(Data about app and page elements)
- Opening Delimiter -
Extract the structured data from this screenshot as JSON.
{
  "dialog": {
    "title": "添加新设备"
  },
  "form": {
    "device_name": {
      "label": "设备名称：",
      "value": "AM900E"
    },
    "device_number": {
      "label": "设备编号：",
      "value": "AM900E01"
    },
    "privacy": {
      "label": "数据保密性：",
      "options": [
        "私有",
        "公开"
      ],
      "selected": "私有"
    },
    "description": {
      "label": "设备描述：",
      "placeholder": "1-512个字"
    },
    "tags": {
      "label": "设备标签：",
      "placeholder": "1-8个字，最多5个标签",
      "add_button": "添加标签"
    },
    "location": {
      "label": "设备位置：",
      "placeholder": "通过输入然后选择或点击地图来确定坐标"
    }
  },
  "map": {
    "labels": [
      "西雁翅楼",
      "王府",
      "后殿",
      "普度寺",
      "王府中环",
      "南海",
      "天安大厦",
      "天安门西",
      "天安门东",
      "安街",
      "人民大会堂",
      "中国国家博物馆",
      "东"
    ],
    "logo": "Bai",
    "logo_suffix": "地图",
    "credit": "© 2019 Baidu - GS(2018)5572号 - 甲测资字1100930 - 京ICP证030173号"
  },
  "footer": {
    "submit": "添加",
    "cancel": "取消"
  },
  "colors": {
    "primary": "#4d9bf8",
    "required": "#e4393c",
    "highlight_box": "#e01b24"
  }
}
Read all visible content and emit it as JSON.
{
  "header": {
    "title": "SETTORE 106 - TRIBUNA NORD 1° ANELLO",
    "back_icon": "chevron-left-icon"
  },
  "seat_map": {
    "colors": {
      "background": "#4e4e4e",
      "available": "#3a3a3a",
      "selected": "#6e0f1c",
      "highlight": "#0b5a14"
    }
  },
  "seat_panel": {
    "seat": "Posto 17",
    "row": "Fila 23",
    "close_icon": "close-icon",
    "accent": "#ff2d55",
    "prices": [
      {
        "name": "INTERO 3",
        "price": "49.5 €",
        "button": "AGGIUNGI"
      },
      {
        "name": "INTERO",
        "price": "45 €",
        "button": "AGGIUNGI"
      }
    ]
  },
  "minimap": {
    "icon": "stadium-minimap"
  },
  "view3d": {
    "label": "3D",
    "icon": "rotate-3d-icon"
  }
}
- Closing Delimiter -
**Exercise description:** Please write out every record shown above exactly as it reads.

**Response:**
Extract the structured data from this screenshot as JSON.
{
  "dialog": {
    "title": "添加新设备"
  },
  "form": {
    "device_name": {
      "label": "设备名称：",
      "value": "AM900E"
    },
    "device_number": {
      "label": "设备编号：",
      "value": "AM900E01"
    },
    "privacy": {
      "label": "数据保密性：",
      "options": [
        "私有",
        "公开"
      ],
      "selected": "私有"
    },
    "description": {
      "label": "设备描述：",
      "placeholder": "1-512个字"
    },
    "tags": {
      "label": "设备标签：",
      "placeholder": "1-8个字，最多5个标签",
      "add_button": "添加标签"
    },
    "location": {
      "label": "设备位置：",
      "placeholder": "通过输入然后选择或点击地图来确定坐标"
    }
  },
  "map": {
    "labels": [
      "西雁翅楼",
      "王府",
      "后殿",
      "普度寺",
      "王府中环",
      "南海",
      "天安大厦",
      "天安门西",
      "天安门东",
      "安街",
      "人民大会堂",
      "中国国家博物馆",
      "东"
    ],
    "logo": "Bai",
    "logo_suffix": "地图",
    "credit": "© 2019 Baidu - GS(2018)5572号 - 甲测资字1100930 - 京ICP证030173号"
  },
  "footer": {
    "submit": "添加",
    "cancel": "取消"
  },
  "colors": {
    "primary": "#4d9bf8",
    "required": "#e4393c",
    "highlight_box": "#e01b24"
  }
}
Read all visible content and emit it as JSON.
{
  "header": {
    "title": "SETTORE 106 - TRIBUNA NORD 1° ANELLO",
    "back_icon": "chevron-left-icon"
  },
  "seat_map": {
    "colors": {
      "background": "#4e4e4e",
      "available": "#3a3a3a",
      "selected": "#6e0f1c",
      "highlight": "#0b5a14"
    }
  },
  "seat_panel": {
    "seat": "Posto 17",
    "row": "Fila 23",
    "close_icon": "close-icon",
    "accent": "#ff2d55",
    "prices": [
      {
        "name": "INTERO 3",
        "price": "49.5 €",
        "button": "AGGIUNGI"
      },
      {
        "name": "INTERO",
        "price": "45 €",
        "button": "AGGIUNGI"
      }
    ]
  },
  "minimap": {
    "icon": "stadium-minimap"
  },
  "view3d": {
    "label": "3D",
    "icon": "rotate-3d-icon"
  }
}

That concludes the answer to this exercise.